Below are some records. Pull every line that contains the word "data".

---

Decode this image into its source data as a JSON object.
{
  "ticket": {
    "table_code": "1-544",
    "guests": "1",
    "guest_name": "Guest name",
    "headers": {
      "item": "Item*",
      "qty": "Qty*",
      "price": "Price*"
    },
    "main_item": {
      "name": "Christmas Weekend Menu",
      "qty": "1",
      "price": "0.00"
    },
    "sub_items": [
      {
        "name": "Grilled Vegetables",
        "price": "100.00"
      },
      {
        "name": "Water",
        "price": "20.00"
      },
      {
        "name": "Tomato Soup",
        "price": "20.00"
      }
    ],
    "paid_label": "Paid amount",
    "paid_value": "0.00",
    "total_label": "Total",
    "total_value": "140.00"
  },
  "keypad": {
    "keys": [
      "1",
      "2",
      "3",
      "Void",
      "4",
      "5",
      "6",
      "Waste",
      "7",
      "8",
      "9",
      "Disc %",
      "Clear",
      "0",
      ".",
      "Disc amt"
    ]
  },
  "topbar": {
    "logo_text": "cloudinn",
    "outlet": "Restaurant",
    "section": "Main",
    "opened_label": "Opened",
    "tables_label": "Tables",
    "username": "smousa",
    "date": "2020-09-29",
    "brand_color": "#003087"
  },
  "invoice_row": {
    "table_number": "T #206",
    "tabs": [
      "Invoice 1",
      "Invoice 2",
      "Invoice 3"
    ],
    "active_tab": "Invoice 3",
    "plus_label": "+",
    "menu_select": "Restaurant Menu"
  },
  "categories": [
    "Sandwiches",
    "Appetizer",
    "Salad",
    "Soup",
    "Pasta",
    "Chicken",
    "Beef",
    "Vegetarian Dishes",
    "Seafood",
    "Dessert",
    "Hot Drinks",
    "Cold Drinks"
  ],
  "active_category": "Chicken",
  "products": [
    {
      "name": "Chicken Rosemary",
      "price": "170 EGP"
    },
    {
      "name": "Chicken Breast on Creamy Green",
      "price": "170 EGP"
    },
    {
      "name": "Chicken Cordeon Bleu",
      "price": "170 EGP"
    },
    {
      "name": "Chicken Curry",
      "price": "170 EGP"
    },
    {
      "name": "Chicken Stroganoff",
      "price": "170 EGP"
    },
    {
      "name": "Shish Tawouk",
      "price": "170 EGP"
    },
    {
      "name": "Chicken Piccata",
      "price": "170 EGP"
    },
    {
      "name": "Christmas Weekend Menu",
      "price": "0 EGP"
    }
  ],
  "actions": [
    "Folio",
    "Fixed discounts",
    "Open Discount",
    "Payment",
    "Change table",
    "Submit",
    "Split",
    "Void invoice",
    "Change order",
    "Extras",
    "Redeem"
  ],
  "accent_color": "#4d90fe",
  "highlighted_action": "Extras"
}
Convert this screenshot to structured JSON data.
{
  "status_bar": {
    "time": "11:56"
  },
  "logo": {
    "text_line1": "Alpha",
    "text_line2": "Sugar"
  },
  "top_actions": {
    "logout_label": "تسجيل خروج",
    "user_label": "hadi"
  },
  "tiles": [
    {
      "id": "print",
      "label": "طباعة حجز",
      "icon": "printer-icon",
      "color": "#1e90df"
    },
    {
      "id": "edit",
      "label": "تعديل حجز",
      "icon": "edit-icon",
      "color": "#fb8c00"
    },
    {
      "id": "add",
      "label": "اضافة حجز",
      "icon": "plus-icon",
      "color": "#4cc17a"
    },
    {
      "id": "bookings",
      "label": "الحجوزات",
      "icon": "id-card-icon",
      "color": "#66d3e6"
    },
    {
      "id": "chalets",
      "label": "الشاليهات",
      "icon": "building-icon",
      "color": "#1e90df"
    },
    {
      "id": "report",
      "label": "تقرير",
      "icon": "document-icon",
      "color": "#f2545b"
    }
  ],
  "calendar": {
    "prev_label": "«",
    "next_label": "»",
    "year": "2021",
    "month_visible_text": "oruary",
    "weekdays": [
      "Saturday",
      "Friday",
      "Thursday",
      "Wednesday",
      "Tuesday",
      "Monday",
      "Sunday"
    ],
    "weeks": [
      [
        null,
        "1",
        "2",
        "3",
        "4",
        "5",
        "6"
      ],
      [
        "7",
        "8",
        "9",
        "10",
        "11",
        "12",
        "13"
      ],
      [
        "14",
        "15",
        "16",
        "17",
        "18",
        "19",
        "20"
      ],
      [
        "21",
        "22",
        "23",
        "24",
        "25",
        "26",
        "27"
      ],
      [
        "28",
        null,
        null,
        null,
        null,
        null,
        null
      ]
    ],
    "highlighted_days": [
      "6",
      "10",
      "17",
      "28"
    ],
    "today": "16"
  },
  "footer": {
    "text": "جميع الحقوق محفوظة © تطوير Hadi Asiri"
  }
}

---

_COMPLETED EXERCISE_
Decode this image into its source data as a JSON object.
Convert this screenshot to structured JSON data.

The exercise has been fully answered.